I Am Also Your Son
By Rafael do Valle
The manner one perceives the world can be understood by examining how they express themselves in literature. This event is especially seen in extreme cases such as the one of Horacio Quiroga, one of Latin America’s most renowned writers, who had his life marked by a cascade of traumatic events. He witnessed his stepfather’s gruesome suicide while he was still very young, and unfortunately, this would not be the last time he would encounter violent death up close. In his short story “El Hijo” it is possible to observe remnants of Quiroga’s personal life through the way he expresses himself, as he reflects on his stories and characters. The “hijo,” the son in the story, died in a barbaric way by falling into barbed wire and accidentally shooting himself. Concordantly my past traumas are also reflected in my personality, and although this takes place in a less intense way than in Horacio Quiroga, the process of expressing past experiences in subtle ways remains conserved. During my junior year in high school my conservative family found out I was gay, this event was so traumatic to me that in present day I am still frightened to announce whom I love in the presence of others who exhibit beliefs akin to those of my parents. In Quiroga’s story, the son and father have a trusting but cold relationship, thus the son’s violent and grim death portrays the author’s own experiences with his stepfather. Likewise, the way I often think and act is a reflection of my past experiences. The reason why the story “El Hijo” is so striking to me is because it specifically portrays the impact of trauma during a set period, childhood, as well as demonstrates how the subconscious expresses residual scars in unusual ways, such as a fictional story.

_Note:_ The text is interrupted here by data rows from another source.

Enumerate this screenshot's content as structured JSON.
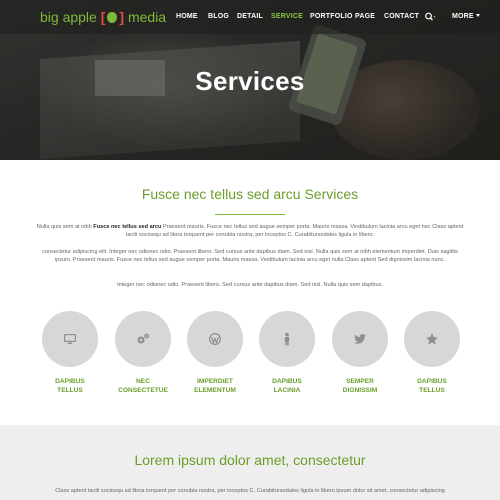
{
  "logo": {
    "text_left": "big apple",
    "bracket_open": "[",
    "bracket_close": "]",
    "text_right": "media"
  },
  "nav": {
    "items": [
      {
        "label": "HOME"
      },
      {
        "label": "BLOG"
      },
      {
        "label": "DETAIL"
      },
      {
        "label": "SERVICE",
        "active": true
      },
      {
        "label": "PORTFOLIO"
      },
      {
        "label": "PAGE"
      },
      {
        "label": "CONTACT"
      }
    ],
    "more_label": "MORE"
  },
  "hero": {
    "title": "Services"
  },
  "intro": {
    "title": "Fusce nec tellus sed arcu Services",
    "p1_before": "Nulla quis sem at nibh ",
    "p1_bold": "Fusce nec tellus sed arcu",
    "p1_after": " Praesent mauris. Fusce nec tellus sed augue semper porta. Mauris massa. Vestibulum lacinia arcu eget nec Class aptent taciti sociosqu ad litora torquent per conubia nostra, per inceptos C. Curabitursodales ligula in libero.",
    "p2": "consectetur adipiscing elit. Integer nec odionec odio. Praesent libero. Sed cursus ante dapibus diam. Sed nisl. Nulla quis sem at nibh elementum imperdiet. Duis sagittis ipsum. Praesent mauris. Fusce nec tellus sed augue semper porta. Mauris massa. Vestibulum lacinia arcu eget nulla.Class aptent Sed dignissim lacinia nunc.",
    "p3": "Integer nec odionec odio. Praesent libero. Sed cursus ante dapibus diam. Sed nisl. Nulla quis sem dapibus."
  },
  "services": [
    {
      "icon": "monitor-icon",
      "line1": "DAPIBUS",
      "line2": "TELLUS"
    },
    {
      "icon": "gears-icon",
      "line1": "NEC",
      "line2": "CONSECTETUE"
    },
    {
      "icon": "wordpress-icon",
      "line1": "IMPERDIET",
      "line2": "ELEMENTUM"
    },
    {
      "icon": "person-icon",
      "line1": "DAPIBUS",
      "line2": "LACINIA"
    },
    {
      "icon": "twitter-icon",
      "line1": "SEMPER",
      "line2": "DIGNISSIM"
    },
    {
      "icon": "star-icon",
      "line1": "DAPIBUS",
      "line2": "TELLUS"
    }
  ],
  "second": {
    "title": "Lorem ipsum dolor amet, consectetur",
    "text": "Class aptent taciti sociosqu ad litora torquent per conubia nostra, per inceptos C. Curabitursodales ligula in libero ipsum dolor sit amet, consectetur adipiscing"
  },
  "colors": {
    "accent": "#7fb93b",
    "bracket": "#e84c3d",
    "circle": "#d7d7d7",
    "band": "#eeeeee"
  }
}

My name is Rafael, I am 21 years old and I am the son of Brazilian parents who originated from an extremely traditional family. They have raised me based on their views on Catholic teachings; such as going to church frequently, fasting on holy days, and respecting the wishes of the parents above all else. Before the catastrophic event of them getting acquainted with my reality, I was like the glue that held my entire family together. Always talkative like my mother, but intellectual like my father. I valued our relationship more than the vast majority of men my age, one of laughter, love, but nothing was more valuable than our trust, this all being similar to the relationship of the father and son in Quiroga’s story. My parents’ new discovery about my true self should not have been impactful since, after all, I was still their loving son, but in their perspective, I became the black sheep of the family. Previously we used to spend every weekend together: eating, traveling, shopping, and we were always very happy. I didn’t literally die like the son in the story who laid on the cold ground, but the angel Rafael, the perfect son, had died forever in the heart of my parents. Oddly enough, to this day my mother has dreams and believes I am still who they thought I was, similar to how the father hallucinated seeing his son alive.

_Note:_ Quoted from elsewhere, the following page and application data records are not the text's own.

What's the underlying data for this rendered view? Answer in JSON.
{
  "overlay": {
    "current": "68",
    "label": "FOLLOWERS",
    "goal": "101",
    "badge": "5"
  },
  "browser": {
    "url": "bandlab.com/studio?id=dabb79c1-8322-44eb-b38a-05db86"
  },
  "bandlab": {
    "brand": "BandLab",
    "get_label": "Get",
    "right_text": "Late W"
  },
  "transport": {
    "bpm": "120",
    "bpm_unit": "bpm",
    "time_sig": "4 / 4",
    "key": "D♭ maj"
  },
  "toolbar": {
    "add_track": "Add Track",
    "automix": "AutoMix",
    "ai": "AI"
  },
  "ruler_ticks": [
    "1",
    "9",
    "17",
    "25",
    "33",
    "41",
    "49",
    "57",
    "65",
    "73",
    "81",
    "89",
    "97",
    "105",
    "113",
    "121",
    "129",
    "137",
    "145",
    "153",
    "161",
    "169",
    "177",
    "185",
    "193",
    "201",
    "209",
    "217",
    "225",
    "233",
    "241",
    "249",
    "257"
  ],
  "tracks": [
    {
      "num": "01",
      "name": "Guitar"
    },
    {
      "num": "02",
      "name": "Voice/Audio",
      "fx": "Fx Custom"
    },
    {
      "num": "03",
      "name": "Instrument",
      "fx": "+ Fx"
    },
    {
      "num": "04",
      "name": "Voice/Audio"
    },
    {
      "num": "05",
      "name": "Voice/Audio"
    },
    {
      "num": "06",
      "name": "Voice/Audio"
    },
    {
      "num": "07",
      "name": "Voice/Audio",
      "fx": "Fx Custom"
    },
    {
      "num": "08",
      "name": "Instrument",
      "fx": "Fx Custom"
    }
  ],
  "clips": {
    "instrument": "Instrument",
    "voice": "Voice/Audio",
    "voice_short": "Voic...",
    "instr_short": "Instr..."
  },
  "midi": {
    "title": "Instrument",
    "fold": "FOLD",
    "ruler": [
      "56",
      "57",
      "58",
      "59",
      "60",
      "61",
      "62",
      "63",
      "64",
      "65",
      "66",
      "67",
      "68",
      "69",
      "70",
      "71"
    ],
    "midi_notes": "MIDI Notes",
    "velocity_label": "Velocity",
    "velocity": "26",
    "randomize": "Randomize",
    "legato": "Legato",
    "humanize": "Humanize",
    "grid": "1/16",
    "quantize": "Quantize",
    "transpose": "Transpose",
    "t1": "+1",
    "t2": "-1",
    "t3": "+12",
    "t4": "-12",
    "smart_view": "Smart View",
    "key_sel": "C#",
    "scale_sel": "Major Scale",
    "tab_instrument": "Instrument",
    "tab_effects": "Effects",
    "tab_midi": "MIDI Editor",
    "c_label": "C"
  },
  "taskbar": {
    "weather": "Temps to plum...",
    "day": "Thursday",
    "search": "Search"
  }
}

In Quiroga’s story, the father was stone cold, but with a heart as pure as gold. He also was visually impaired, had stomach issues, and appeared to be unhealthy. The son was somewhat odd, full of energy, having flawless skin since he was still very young and pure, but on the inside he was an adult. The son was looking after his father because of his impairments, but I truly believe that in the past they enjoyed hunting dazzling animals through the dense green forest back when the father could still see properly. I think at some point the son gained the father’s trust and respect after going through some rite of passage they had between themselves, but the child eventually started going out hunting alone, possibly trained by the father who knew he was losing his sight. His father trusted his son as if he was an adult. He did not fear that his son would go hunting alone, as he knew he would always return safely.

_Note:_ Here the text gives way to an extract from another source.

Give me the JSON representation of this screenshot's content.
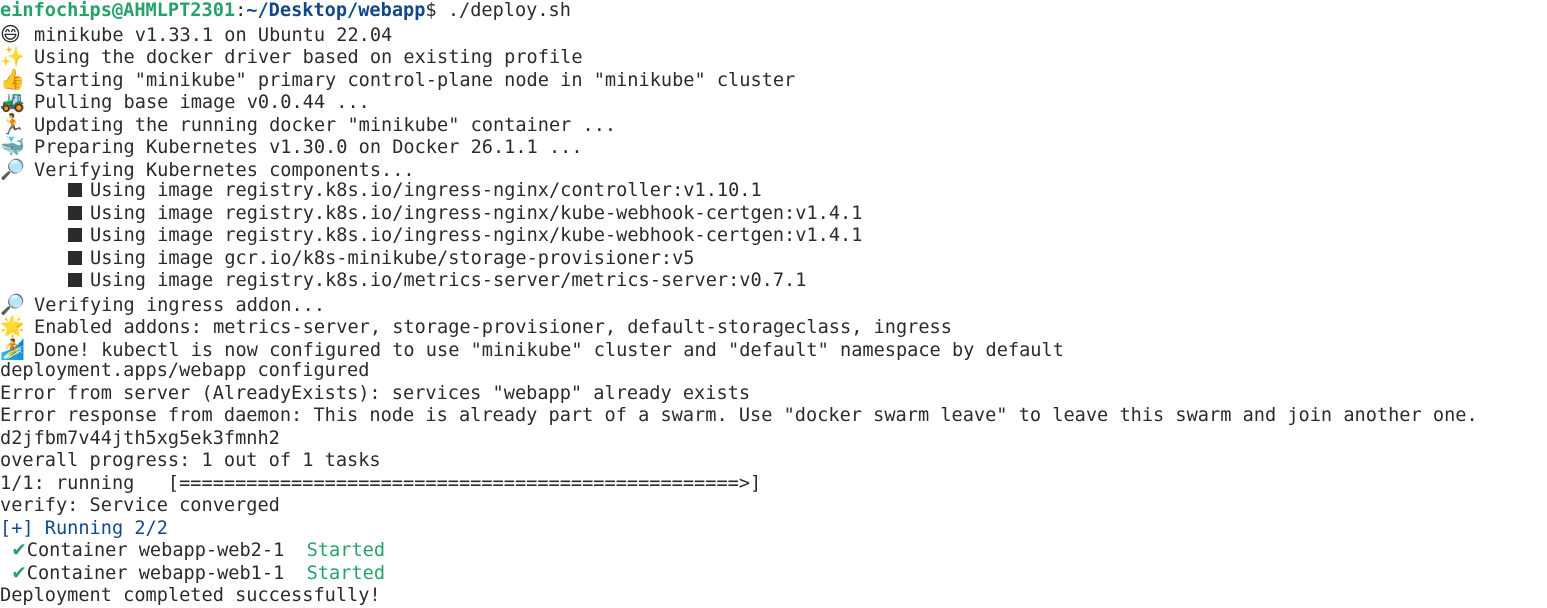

Stories and events like these convey a sense of tension and unease, like that of a contagious disease. The forest seemed to be cloudy and cold on the day the son went out hunting and didn’t return, foreshadowing a melancholic yet foreseeable future. The son meant everything to his father, and when he departed from life forever, his father was so distressed that his own imagination mangled with his reality by making him hallucinate that he was still alive and well. Just as my mother still believes that I will marry a woman and have several grandchildren with her. Trauma in someone’s life is a hand that sculpts the earth, as it ends up completely modifying one’s perspective in ways not fully understood. The father lost his son to death, and my parents lost me to my own self. Perhaps an essay will help them better understand who I am. Perhaps they one day will read this confession. My only fear is, will it be too late?
This paper was initially submitted as part of the “Advanced Spanish: From Personal to Public” course with Dr. Esther Teixeira, a WGST core faculty affiliate. The original assignment asked students to reflect on family relations through the lenses of the short story “El Hijo” (“The Son”) by the Uruguayan writer Horacio Quiroga. This essay was later published in Spanish and English in the Fall 2021 issue of eleven40seven, TCU’s Journal of the Arts. WGST would like to thank Dr. Teixeira and Rafael do Valle for sharing this powerful work with our WGST community.